*** Begin section ***

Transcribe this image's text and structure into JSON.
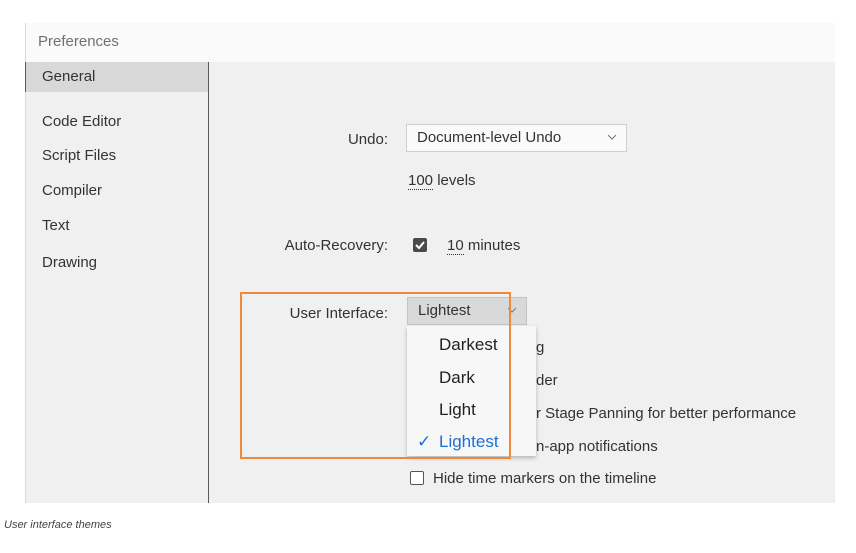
{
  "window": {
    "title": "Preferences"
  },
  "sidebar": {
    "items": [
      {
        "label": "General",
        "selected": true
      },
      {
        "label": "Code Editor"
      },
      {
        "label": "Script Files"
      },
      {
        "label": "Compiler"
      },
      {
        "label": "Text"
      },
      {
        "label": "Drawing"
      }
    ]
  },
  "undo": {
    "label": "Undo:",
    "value": "Document-level Undo",
    "levels_number": "100",
    "levels_suffix": " levels"
  },
  "auto_recovery": {
    "label": "Auto-Recovery:",
    "checked": true,
    "number": "10",
    "suffix": " minutes"
  },
  "user_interface": {
    "label": "User Interface:",
    "value": "Lightest",
    "options": [
      "Darkest",
      "Dark",
      "Light",
      "Lightest"
    ],
    "selected_option": "Lightest",
    "check_mark": "✓"
  },
  "partial_options": {
    "opt1": "g",
    "opt2": "der",
    "opt3": "r Stage Panning for better performance",
    "opt4": "n-app notifications"
  },
  "timeline_option": {
    "label": "Hide time markers on the timeline",
    "checked": false
  },
  "colors": {
    "highlight": "#f08a3a",
    "selected_text": "#1d6fd0"
  },
  "caption": "User interface themes"
}
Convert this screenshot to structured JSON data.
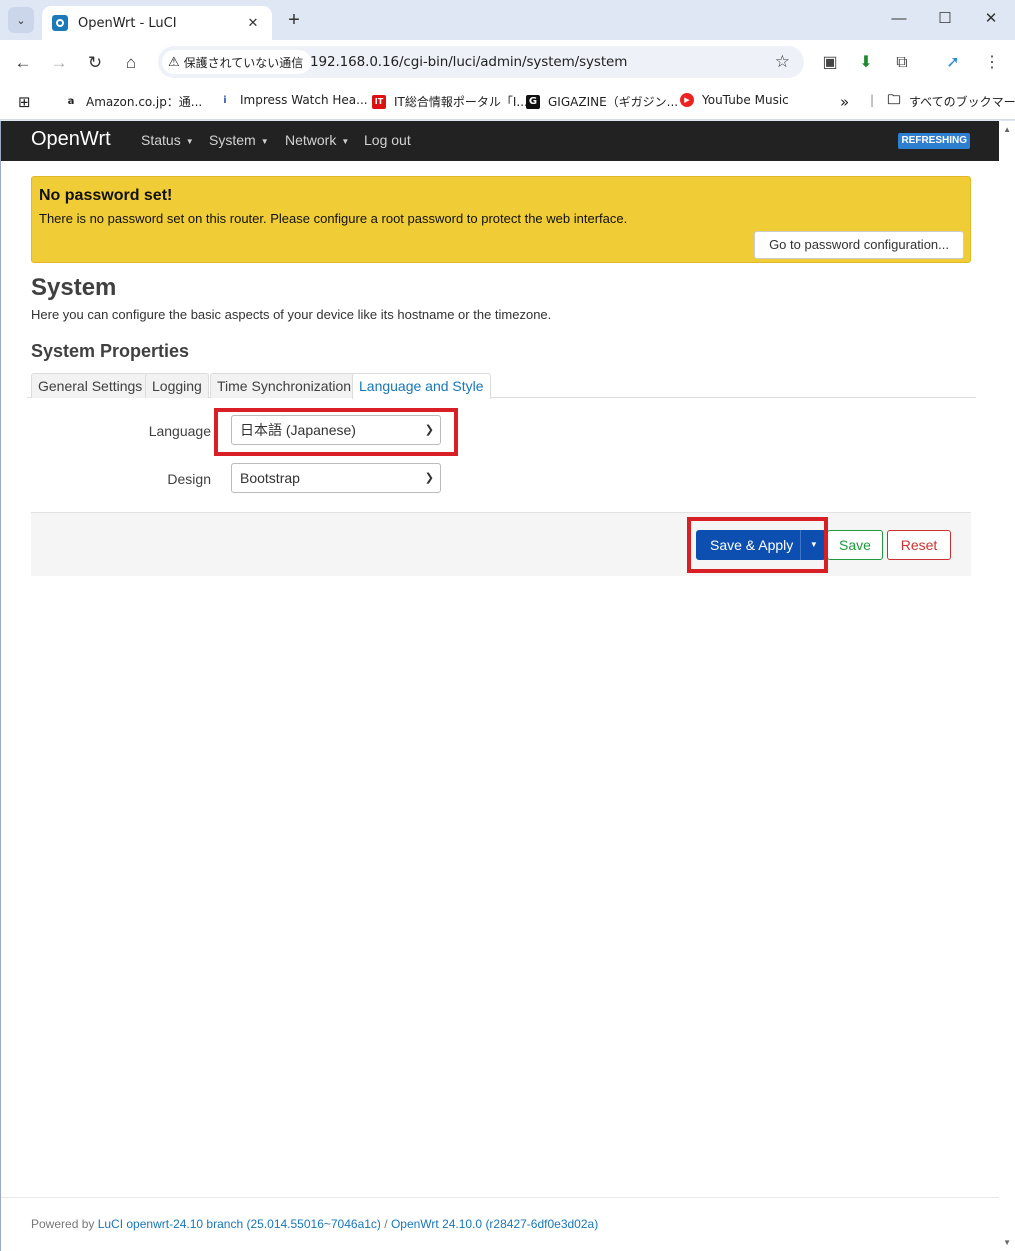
{
  "browser": {
    "tab_title": "OpenWrt - LuCI",
    "tab_close": "✕",
    "new_tab": "+",
    "security_label": "保護されていない通信",
    "url": "192.168.0.16/cgi-bin/luci/admin/system/system",
    "bookmarks": [
      {
        "label": "Amazon.co.jp：通...",
        "icon": "amazon-icon",
        "glyph": "a",
        "color": "#222"
      },
      {
        "label": "Impress Watch Hea...",
        "icon": "impress-icon",
        "glyph": "i",
        "color": "#3b5fa8"
      },
      {
        "label": "IT総合情報ポータル「I...",
        "icon": "itmedia-icon",
        "glyph": "IT",
        "color": "#d11"
      },
      {
        "label": "GIGAZINE（ギガジン...",
        "icon": "gigazine-icon",
        "glyph": "G",
        "color": "#111"
      },
      {
        "label": "YouTube Music",
        "icon": "youtube-music-icon",
        "glyph": "▶",
        "color": "#e22"
      }
    ],
    "bookmarks_overflow": "»",
    "all_bookmarks": "すべてのブックマーク"
  },
  "luci": {
    "brand": "OpenWrt",
    "menu": [
      "Status",
      "System",
      "Network",
      "Log out"
    ],
    "badge": "REFRESHING",
    "alert_title": "No password set!",
    "alert_text": "There is no password set on this router. Please configure a root password to protect the web interface.",
    "alert_button": "Go to password configuration...",
    "page_title": "System",
    "page_desc": "Here you can configure the basic aspects of your device like its hostname or the timezone.",
    "section_title": "System Properties",
    "tabs": [
      "General Settings",
      "Logging",
      "Time Synchronization",
      "Language and Style"
    ],
    "language_label": "Language",
    "language_value": "日本語 (Japanese)",
    "design_label": "Design",
    "design_value": "Bootstrap",
    "save_apply": "Save & Apply",
    "save": "Save",
    "reset": "Reset",
    "footer_prefix": "Powered by ",
    "footer_luci": "LuCI openwrt-24.10 branch (25.014.55016~7046a1c)",
    "footer_sep": " / ",
    "footer_openwrt": "OpenWrt 24.10.0 (r28427-6df0e3d02a)"
  },
  "colors": {
    "highlight": "#d81f26",
    "accent": "#0d4fb0",
    "alert": "#f0cd37"
  }
}
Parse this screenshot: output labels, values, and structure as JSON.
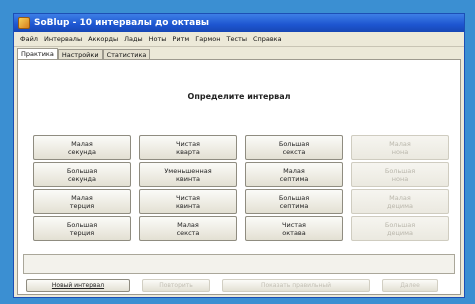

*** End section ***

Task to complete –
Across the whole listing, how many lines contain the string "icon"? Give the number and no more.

Problem solution –
5